◆ **Problem to work on**:
Below is the data. Give it again, complete and exact.
§
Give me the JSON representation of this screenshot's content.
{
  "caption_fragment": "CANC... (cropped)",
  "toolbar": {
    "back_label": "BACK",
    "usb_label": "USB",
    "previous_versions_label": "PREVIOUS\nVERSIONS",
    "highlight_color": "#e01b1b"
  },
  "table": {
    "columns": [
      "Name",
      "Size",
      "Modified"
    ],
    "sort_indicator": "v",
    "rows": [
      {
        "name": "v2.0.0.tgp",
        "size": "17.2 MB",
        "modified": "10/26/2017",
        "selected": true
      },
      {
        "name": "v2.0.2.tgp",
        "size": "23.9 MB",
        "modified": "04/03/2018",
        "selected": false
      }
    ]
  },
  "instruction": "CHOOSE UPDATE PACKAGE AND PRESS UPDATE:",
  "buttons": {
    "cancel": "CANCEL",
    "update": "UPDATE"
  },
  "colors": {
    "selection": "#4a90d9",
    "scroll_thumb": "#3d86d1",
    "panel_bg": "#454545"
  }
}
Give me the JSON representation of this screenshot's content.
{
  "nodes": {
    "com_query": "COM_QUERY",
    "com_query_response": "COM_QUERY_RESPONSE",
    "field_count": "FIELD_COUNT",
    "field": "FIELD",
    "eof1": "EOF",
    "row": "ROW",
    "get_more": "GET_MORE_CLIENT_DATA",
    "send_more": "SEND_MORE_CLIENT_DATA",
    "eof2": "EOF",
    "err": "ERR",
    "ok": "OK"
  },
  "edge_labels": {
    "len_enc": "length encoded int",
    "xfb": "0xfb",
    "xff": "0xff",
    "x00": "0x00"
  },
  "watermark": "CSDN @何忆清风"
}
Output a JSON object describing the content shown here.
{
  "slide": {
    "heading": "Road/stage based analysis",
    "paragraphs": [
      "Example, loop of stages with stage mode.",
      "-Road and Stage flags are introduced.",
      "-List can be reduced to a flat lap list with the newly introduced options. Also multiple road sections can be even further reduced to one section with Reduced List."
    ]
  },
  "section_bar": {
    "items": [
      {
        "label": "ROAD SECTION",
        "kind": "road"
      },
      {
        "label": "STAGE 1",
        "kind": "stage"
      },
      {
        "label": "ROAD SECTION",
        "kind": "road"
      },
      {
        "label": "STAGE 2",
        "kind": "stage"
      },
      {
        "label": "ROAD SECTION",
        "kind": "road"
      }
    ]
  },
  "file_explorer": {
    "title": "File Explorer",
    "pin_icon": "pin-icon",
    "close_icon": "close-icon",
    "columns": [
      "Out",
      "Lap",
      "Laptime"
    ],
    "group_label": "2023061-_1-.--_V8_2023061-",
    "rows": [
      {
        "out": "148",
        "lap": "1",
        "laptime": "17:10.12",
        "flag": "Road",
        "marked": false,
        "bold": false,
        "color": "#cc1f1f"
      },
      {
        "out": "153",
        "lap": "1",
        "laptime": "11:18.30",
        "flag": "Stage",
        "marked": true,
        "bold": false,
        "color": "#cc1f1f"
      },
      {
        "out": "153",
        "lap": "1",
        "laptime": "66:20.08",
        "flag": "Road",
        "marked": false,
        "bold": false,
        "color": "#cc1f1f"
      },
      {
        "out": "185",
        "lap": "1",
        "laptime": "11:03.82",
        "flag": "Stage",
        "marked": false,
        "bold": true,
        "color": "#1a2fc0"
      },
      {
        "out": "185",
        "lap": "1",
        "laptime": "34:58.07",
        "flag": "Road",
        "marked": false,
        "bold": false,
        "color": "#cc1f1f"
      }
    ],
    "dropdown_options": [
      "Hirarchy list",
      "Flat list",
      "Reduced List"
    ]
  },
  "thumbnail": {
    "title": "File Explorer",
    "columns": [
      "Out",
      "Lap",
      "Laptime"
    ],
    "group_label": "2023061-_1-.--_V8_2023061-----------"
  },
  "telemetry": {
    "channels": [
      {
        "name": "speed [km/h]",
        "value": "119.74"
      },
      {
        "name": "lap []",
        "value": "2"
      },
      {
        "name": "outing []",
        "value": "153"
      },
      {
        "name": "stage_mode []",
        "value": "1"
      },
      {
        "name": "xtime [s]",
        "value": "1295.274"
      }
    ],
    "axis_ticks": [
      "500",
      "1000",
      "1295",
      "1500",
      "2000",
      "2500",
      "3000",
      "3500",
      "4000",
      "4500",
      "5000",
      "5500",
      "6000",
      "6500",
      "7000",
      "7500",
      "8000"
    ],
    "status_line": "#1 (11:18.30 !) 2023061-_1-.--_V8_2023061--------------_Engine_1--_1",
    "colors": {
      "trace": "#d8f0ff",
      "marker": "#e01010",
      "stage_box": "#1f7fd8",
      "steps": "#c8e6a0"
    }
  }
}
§
◆ **Response box**:
Give me the JSON representation of this screenshot's content.
{
  "caption_fragment": "CANC... (cropped)",
  "toolbar": {
    "back_label": "BACK",
    "usb_label": "USB",
    "previous_versions_label": "PREVIOUS\nVERSIONS",
    "highlight_color": "#e01b1b"
  },
  "table": {
    "columns": [
      "Name",
      "Size",
      "Modified"
    ],
    "sort_indicator": "v",
    "rows": [
      {
        "name": "v2.0.0.tgp",
        "size": "17.2 MB",
        "modified": "10/26/2017",
        "selected": true
      },
      {
        "name": "v2.0.2.tgp",
        "size": "23.9 MB",
        "modified": "04/03/2018",
        "selected": false
      }
    ]
  },
  "instruction": "CHOOSE UPDATE PACKAGE AND PRESS UPDATE:",
  "buttons": {
    "cancel": "CANCEL",
    "update": "UPDATE"
  },
  "colors": {
    "selection": "#4a90d9",
    "scroll_thumb": "#3d86d1",
    "panel_bg": "#454545"
  }
}
Give me the JSON representation of this screenshot's content.
{
  "nodes": {
    "com_query": "COM_QUERY",
    "com_query_response": "COM_QUERY_RESPONSE",
    "field_count": "FIELD_COUNT",
    "field": "FIELD",
    "eof1": "EOF",
    "row": "ROW",
    "get_more": "GET_MORE_CLIENT_DATA",
    "send_more": "SEND_MORE_CLIENT_DATA",
    "eof2": "EOF",
    "err": "ERR",
    "ok": "OK"
  },
  "edge_labels": {
    "len_enc": "length encoded int",
    "xfb": "0xfb",
    "xff": "0xff",
    "x00": "0x00"
  },
  "watermark": "CSDN @何忆清风"
}
Output a JSON object describing the content shown here.
{
  "slide": {
    "heading": "Road/stage based analysis",
    "paragraphs": [
      "Example, loop of stages with stage mode.",
      "-Road and Stage flags are introduced.",
      "-List can be reduced to a flat lap list with the newly introduced options. Also multiple road sections can be even further reduced to one section with Reduced List."
    ]
  },
  "section_bar": {
    "items": [
      {
        "label": "ROAD SECTION",
        "kind": "road"
      },
      {
        "label": "STAGE 1",
        "kind": "stage"
      },
      {
        "label": "ROAD SECTION",
        "kind": "road"
      },
      {
        "label": "STAGE 2",
        "kind": "stage"
      },
      {
        "label": "ROAD SECTION",
        "kind": "road"
      }
    ]
  },
  "file_explorer": {
    "title": "File Explorer",
    "pin_icon": "pin-icon",
    "close_icon": "close-icon",
    "columns": [
      "Out",
      "Lap",
      "Laptime"
    ],
    "group_label": "2023061-_1-.--_V8_2023061-",
    "rows": [
      {
        "out": "148",
        "lap": "1",
        "laptime": "17:10.12",
        "flag": "Road",
        "marked": false,
        "bold": false,
        "color": "#cc1f1f"
      },
      {
        "out": "153",
        "lap": "1",
        "laptime": "11:18.30",
        "flag": "Stage",
        "marked": true,
        "bold": false,
        "color": "#cc1f1f"
      },
      {
        "out": "153",
        "lap": "1",
        "laptime": "66:20.08",
        "flag": "Road",
        "marked": false,
        "bold": false,
        "color": "#cc1f1f"
      },
      {
        "out": "185",
        "lap": "1",
        "laptime": "11:03.82",
        "flag": "Stage",
        "marked": false,
        "bold": true,
        "color": "#1a2fc0"
      },
      {
        "out": "185",
        "lap": "1",
        "laptime": "34:58.07",
        "flag": "Road",
        "marked": false,
        "bold": false,
        "color": "#cc1f1f"
      }
    ],
    "dropdown_options": [
      "Hirarchy list",
      "Flat list",
      "Reduced List"
    ]
  },
  "thumbnail": {
    "title": "File Explorer",
    "columns": [
      "Out",
      "Lap",
      "Laptime"
    ],
    "group_label": "2023061-_1-.--_V8_2023061-----------"
  },
  "telemetry": {
    "channels": [
      {
        "name": "speed [km/h]",
        "value": "119.74"
      },
      {
        "name": "lap []",
        "value": "2"
      },
      {
        "name": "outing []",
        "value": "153"
      },
      {
        "name": "stage_mode []",
        "value": "1"
      },
      {
        "name": "xtime [s]",
        "value": "1295.274"
      }
    ],
    "axis_ticks": [
      "500",
      "1000",
      "1295",
      "1500",
      "2000",
      "2500",
      "3000",
      "3500",
      "4000",
      "4500",
      "5000",
      "5500",
      "6000",
      "6500",
      "7000",
      "7500",
      "8000"
    ],
    "status_line": "#1 (11:18.30 !) 2023061-_1-.--_V8_2023061--------------_Engine_1--_1",
    "colors": {
      "trace": "#d8f0ff",
      "marker": "#e01010",
      "stage_box": "#1f7fd8",
      "steps": "#c8e6a0"
    }
  }
}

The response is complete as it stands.